§ Records provided:
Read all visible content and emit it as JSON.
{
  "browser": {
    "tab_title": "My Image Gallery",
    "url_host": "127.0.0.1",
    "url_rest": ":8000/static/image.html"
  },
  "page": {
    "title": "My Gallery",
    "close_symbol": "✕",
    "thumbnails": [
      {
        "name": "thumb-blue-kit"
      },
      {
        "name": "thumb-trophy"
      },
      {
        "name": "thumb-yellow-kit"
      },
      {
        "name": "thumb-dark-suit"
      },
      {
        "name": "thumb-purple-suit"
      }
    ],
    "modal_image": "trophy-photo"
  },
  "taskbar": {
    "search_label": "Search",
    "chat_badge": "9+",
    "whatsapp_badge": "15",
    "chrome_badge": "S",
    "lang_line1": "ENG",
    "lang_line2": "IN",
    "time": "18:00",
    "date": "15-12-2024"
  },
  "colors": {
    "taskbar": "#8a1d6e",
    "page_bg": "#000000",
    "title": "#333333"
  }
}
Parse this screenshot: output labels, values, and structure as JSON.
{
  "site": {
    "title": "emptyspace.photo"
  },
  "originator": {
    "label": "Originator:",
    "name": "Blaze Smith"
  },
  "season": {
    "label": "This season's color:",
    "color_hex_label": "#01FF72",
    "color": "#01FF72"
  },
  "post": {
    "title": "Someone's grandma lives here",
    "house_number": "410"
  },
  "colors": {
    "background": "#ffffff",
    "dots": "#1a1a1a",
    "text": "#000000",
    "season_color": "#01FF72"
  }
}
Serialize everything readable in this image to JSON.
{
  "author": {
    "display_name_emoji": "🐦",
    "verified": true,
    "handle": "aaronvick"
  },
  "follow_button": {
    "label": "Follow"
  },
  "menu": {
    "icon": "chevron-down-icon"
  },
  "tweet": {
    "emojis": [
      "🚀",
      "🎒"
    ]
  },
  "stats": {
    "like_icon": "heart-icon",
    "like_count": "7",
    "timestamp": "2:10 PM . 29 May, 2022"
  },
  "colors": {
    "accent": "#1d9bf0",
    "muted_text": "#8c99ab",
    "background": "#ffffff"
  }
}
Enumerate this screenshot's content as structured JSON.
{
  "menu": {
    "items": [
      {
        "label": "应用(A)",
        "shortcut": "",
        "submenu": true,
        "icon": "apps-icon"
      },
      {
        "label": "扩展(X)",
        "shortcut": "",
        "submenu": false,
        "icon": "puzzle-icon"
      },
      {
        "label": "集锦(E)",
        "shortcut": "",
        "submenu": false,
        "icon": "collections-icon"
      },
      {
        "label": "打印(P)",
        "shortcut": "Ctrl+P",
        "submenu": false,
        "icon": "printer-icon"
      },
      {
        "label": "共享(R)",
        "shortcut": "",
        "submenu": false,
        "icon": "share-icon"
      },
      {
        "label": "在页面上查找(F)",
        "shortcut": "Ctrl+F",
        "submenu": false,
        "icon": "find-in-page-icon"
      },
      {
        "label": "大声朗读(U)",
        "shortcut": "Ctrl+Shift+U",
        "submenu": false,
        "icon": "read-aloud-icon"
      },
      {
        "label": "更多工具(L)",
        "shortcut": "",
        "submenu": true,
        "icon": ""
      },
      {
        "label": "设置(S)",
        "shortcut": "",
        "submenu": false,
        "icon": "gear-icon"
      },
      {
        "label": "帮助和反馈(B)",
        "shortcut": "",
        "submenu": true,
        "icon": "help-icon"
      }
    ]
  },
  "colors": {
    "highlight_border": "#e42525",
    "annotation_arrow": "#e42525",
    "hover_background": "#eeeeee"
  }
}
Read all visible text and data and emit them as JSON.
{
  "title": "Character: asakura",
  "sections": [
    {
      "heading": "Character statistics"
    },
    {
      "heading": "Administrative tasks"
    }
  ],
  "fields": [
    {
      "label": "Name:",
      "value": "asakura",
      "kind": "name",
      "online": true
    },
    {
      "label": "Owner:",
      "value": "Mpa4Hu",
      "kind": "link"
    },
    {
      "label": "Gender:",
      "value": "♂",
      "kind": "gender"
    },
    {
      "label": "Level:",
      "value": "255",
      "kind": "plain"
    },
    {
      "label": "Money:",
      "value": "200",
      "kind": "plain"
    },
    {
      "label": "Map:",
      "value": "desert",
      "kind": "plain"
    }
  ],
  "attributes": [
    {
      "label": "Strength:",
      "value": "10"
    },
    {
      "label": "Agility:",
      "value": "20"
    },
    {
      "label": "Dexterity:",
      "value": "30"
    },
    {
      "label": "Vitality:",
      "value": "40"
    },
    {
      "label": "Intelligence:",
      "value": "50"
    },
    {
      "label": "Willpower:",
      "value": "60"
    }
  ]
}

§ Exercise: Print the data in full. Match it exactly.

§ Written response:
Read all visible content and emit it as JSON.
{
  "browser": {
    "tab_title": "My Image Gallery",
    "url_host": "127.0.0.1",
    "url_rest": ":8000/static/image.html"
  },
  "page": {
    "title": "My Gallery",
    "close_symbol": "✕",
    "thumbnails": [
      {
        "name": "thumb-blue-kit"
      },
      {
        "name": "thumb-trophy"
      },
      {
        "name": "thumb-yellow-kit"
      },
      {
        "name": "thumb-dark-suit"
      },
      {
        "name": "thumb-purple-suit"
      }
    ],
    "modal_image": "trophy-photo"
  },
  "taskbar": {
    "search_label": "Search",
    "chat_badge": "9+",
    "whatsapp_badge": "15",
    "chrome_badge": "S",
    "lang_line1": "ENG",
    "lang_line2": "IN",
    "time": "18:00",
    "date": "15-12-2024"
  },
  "colors": {
    "taskbar": "#8a1d6e",
    "page_bg": "#000000",
    "title": "#333333"
  }
}
Parse this screenshot: output labels, values, and structure as JSON.
{
  "site": {
    "title": "emptyspace.photo"
  },
  "originator": {
    "label": "Originator:",
    "name": "Blaze Smith"
  },
  "season": {
    "label": "This season's color:",
    "color_hex_label": "#01FF72",
    "color": "#01FF72"
  },
  "post": {
    "title": "Someone's grandma lives here",
    "house_number": "410"
  },
  "colors": {
    "background": "#ffffff",
    "dots": "#1a1a1a",
    "text": "#000000",
    "season_color": "#01FF72"
  }
}
Serialize everything readable in this image to JSON.
{
  "author": {
    "display_name_emoji": "🐦",
    "verified": true,
    "handle": "aaronvick"
  },
  "follow_button": {
    "label": "Follow"
  },
  "menu": {
    "icon": "chevron-down-icon"
  },
  "tweet": {
    "emojis": [
      "🚀",
      "🎒"
    ]
  },
  "stats": {
    "like_icon": "heart-icon",
    "like_count": "7",
    "timestamp": "2:10 PM . 29 May, 2022"
  },
  "colors": {
    "accent": "#1d9bf0",
    "muted_text": "#8c99ab",
    "background": "#ffffff"
  }
}
Enumerate this screenshot's content as structured JSON.
{
  "menu": {
    "items": [
      {
        "label": "应用(A)",
        "shortcut": "",
        "submenu": true,
        "icon": "apps-icon"
      },
      {
        "label": "扩展(X)",
        "shortcut": "",
        "submenu": false,
        "icon": "puzzle-icon"
      },
      {
        "label": "集锦(E)",
        "shortcut": "",
        "submenu": false,
        "icon": "collections-icon"
      },
      {
        "label": "打印(P)",
        "shortcut": "Ctrl+P",
        "submenu": false,
        "icon": "printer-icon"
      },
      {
        "label": "共享(R)",
        "shortcut": "",
        "submenu": false,
        "icon": "share-icon"
      },
      {
        "label": "在页面上查找(F)",
        "shortcut": "Ctrl+F",
        "submenu": false,
        "icon": "find-in-page-icon"
      },
      {
        "label": "大声朗读(U)",
        "shortcut": "Ctrl+Shift+U",
        "submenu": false,
        "icon": "read-aloud-icon"
      },
      {
        "label": "更多工具(L)",
        "shortcut": "",
        "submenu": true,
        "icon": ""
      },
      {
        "label": "设置(S)",
        "shortcut": "",
        "submenu": false,
        "icon": "gear-icon"
      },
      {
        "label": "帮助和反馈(B)",
        "shortcut": "",
        "submenu": true,
        "icon": "help-icon"
      }
    ]
  },
  "colors": {
    "highlight_border": "#e42525",
    "annotation_arrow": "#e42525",
    "hover_background": "#eeeeee"
  }
}
Read all visible text and data and emit them as JSON.
{
  "title": "Character: asakura",
  "sections": [
    {
      "heading": "Character statistics"
    },
    {
      "heading": "Administrative tasks"
    }
  ],
  "fields": [
    {
      "label": "Name:",
      "value": "asakura",
      "kind": "name",
      "online": true
    },
    {
      "label": "Owner:",
      "value": "Mpa4Hu",
      "kind": "link"
    },
    {
      "label": "Gender:",
      "value": "♂",
      "kind": "gender"
    },
    {
      "label": "Level:",
      "value": "255",
      "kind": "plain"
    },
    {
      "label": "Money:",
      "value": "200",
      "kind": "plain"
    },
    {
      "label": "Map:",
      "value": "desert",
      "kind": "plain"
    }
  ],
  "attributes": [
    {
      "label": "Strength:",
      "value": "10"
    },
    {
      "label": "Agility:",
      "value": "20"
    },
    {
      "label": "Dexterity:",
      "value": "30"
    },
    {
      "label": "Vitality:",
      "value": "40"
    },
    {
      "label": "Intelligence:",
      "value": "50"
    },
    {
      "label": "Willpower:",
      "value": "60"
    }
  ]
}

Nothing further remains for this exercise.